Landlords who apply for registration are required to make a general declaration that they meet the legal duties for letting houses. However, the evidence suggests that this is not enough to ensure that they do understand and comply with their responsibilities. The consultation therefore includes proposals to ask for additional information about compliance with legal duties relating to letting houses, when a person applies for registration, renews registration and adds a property to an existing registration. The aim is to:
- raise awareness about landlord responsibilities;
- identify where further advice or support may be required;
- provide better information for local authorities to carry out the fit and proper person test; and
- improve confidence that anyone who is approved and entered onto the register is a suitable person to let houses.
Other amendments are also proposed, to simplify the application process.
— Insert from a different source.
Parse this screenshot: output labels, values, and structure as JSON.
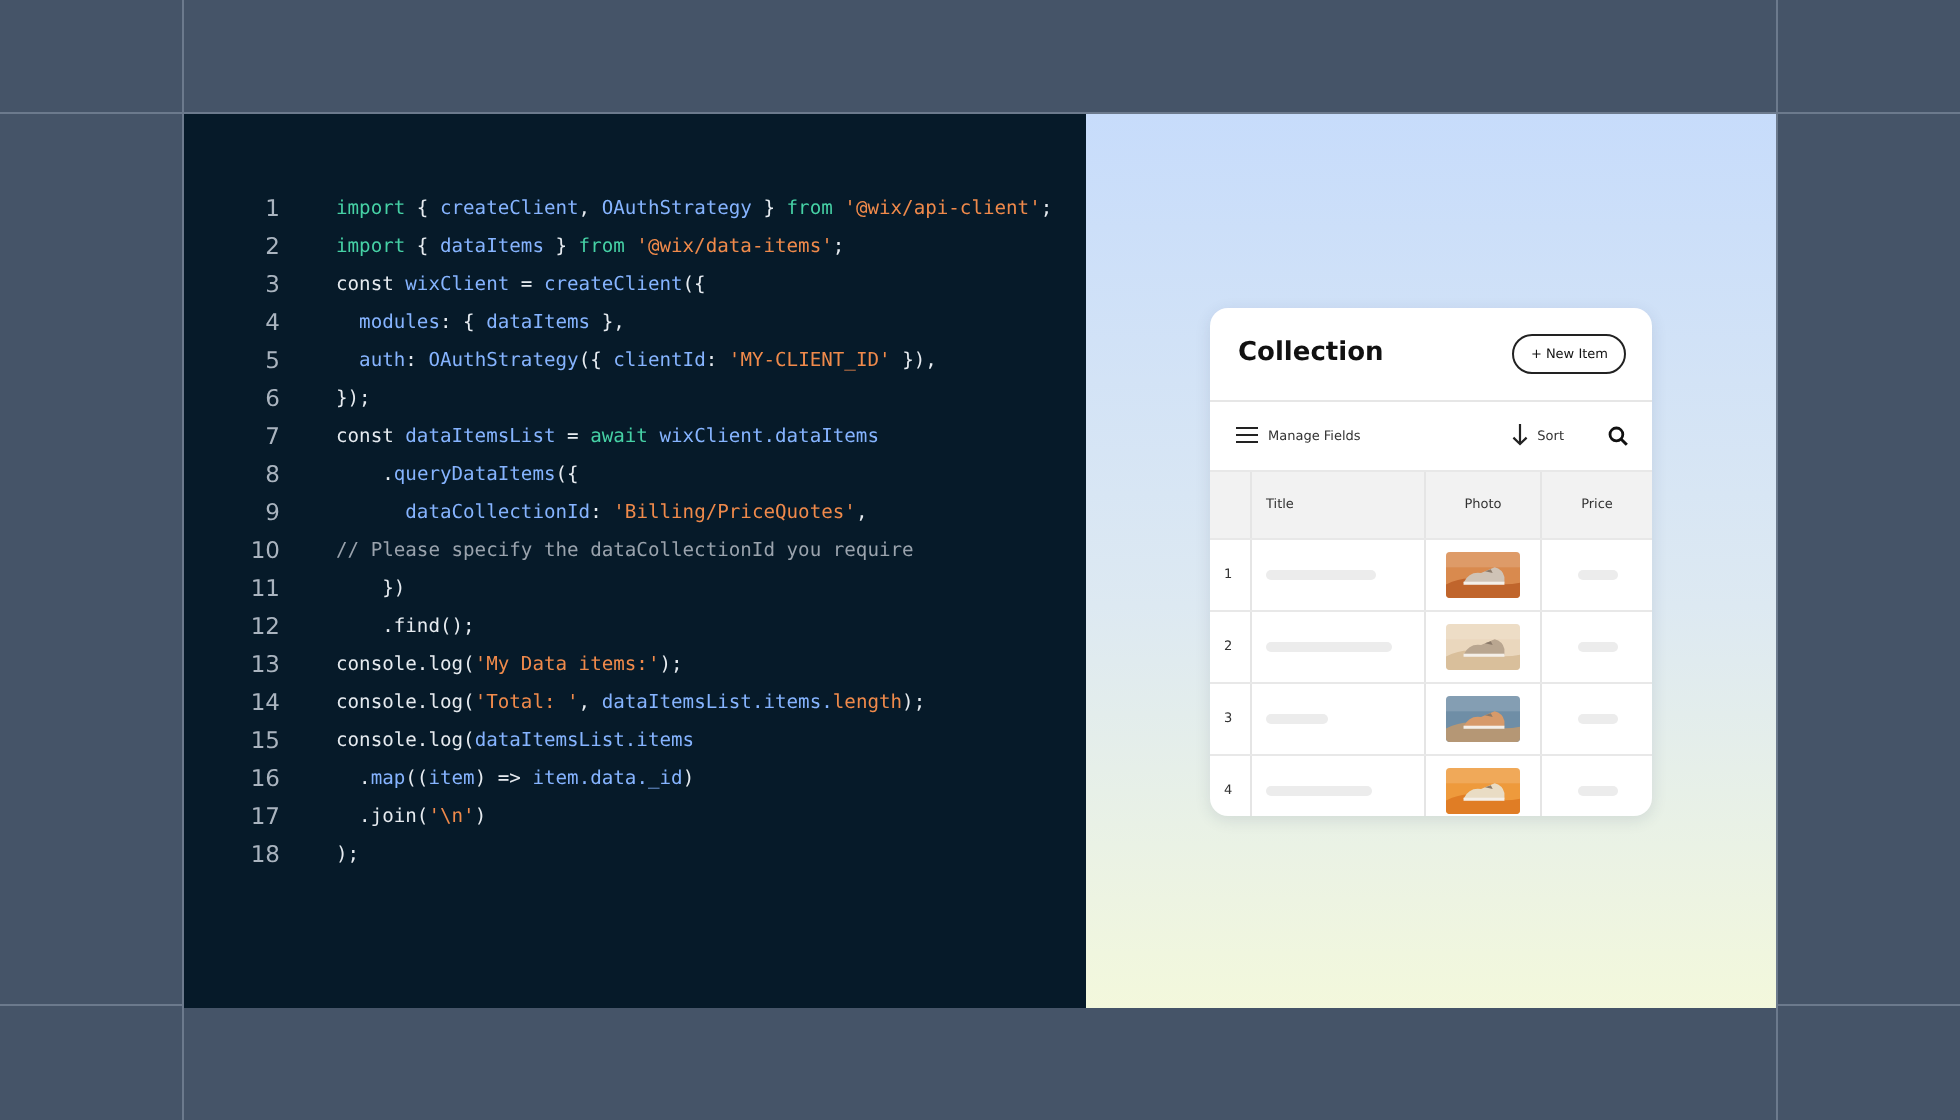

The application fees that are paid when someone applies for registration have not increased since 2006. As the expectations on local authorities to deliver more effective administration of landlord registration increase, it is important that the increased costs to local authorities are taken into account. A review of the current application fee structure will ensure that fees continue to be proportionate and reasonable to the authorisation process undertaken by local authorities, as required by the EU Services Directive, which is implemented by the Provision of Services Regulations 2009. Under the EU Directive, the charges for landlord registration should generally not exceed the costs to local authorities of processing applications. The consultation also provides the opportunity to consider simplifying the complex range of discounts that may apply in specific circumstances and whether fees are appropriate for specific changes in circumstance.